*** Begin section ***

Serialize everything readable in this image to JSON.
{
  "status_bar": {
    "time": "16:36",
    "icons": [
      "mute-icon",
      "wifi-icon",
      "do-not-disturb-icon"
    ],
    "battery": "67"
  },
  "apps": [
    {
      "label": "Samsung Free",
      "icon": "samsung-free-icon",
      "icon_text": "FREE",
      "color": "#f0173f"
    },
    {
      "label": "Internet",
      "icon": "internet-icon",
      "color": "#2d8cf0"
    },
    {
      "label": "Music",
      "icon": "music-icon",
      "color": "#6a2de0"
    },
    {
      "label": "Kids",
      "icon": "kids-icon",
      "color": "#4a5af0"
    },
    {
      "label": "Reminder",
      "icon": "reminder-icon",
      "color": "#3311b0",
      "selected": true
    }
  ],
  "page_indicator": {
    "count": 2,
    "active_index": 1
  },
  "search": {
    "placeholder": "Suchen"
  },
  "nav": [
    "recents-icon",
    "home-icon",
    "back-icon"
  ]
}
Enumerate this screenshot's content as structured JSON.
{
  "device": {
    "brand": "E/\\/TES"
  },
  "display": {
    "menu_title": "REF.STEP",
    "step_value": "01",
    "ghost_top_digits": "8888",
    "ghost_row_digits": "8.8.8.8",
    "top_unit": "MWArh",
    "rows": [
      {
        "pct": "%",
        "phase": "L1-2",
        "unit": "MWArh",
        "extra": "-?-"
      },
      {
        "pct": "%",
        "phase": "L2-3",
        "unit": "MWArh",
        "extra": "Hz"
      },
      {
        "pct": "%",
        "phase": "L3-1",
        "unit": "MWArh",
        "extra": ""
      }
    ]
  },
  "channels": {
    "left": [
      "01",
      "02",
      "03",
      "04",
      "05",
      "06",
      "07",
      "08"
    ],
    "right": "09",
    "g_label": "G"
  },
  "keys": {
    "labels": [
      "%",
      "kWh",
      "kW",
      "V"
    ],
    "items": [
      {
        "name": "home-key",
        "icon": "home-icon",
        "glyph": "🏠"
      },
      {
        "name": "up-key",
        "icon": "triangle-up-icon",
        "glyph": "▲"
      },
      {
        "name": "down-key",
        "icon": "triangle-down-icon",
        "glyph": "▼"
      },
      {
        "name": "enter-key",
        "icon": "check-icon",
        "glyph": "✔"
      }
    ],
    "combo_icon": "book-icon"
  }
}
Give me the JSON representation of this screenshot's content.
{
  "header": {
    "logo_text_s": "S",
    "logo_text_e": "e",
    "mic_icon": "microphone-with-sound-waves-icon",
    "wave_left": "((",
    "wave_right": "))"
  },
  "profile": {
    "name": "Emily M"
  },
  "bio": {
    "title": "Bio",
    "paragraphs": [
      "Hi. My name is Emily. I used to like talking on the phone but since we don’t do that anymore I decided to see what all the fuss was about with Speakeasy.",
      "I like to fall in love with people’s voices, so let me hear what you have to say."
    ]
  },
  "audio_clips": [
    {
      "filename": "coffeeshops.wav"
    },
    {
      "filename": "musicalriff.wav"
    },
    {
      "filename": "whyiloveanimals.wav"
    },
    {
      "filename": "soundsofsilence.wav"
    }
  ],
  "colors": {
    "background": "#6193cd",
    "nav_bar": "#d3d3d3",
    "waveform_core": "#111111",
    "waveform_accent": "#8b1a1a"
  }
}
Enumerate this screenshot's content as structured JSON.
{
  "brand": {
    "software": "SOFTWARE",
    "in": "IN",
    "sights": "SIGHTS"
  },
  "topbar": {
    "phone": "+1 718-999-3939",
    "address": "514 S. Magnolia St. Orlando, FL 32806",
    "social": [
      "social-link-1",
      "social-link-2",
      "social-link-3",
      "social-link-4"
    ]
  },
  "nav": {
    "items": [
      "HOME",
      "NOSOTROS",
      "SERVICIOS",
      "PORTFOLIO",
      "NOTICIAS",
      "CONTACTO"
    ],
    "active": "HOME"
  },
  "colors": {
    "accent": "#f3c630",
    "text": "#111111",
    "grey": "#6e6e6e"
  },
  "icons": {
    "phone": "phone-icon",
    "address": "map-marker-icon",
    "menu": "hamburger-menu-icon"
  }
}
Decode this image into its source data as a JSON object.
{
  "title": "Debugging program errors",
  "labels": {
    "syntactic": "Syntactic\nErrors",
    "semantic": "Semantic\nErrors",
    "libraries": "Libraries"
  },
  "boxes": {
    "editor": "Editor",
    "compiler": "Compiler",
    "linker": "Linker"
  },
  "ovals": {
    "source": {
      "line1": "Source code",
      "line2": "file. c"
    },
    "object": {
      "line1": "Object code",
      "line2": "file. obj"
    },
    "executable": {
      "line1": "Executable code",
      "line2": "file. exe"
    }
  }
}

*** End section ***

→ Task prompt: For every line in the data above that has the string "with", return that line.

→ Your response:
    "mic_icon": "microphone-with-sound-waves-icon",
      "Hi. My name is Emily. I used to like talking on the phone but since we don’t do that anymore I decided to see what all the fuss was about with Speakeasy.",
      "I like to fall in love with people’s voices, so let me hear what you have to say."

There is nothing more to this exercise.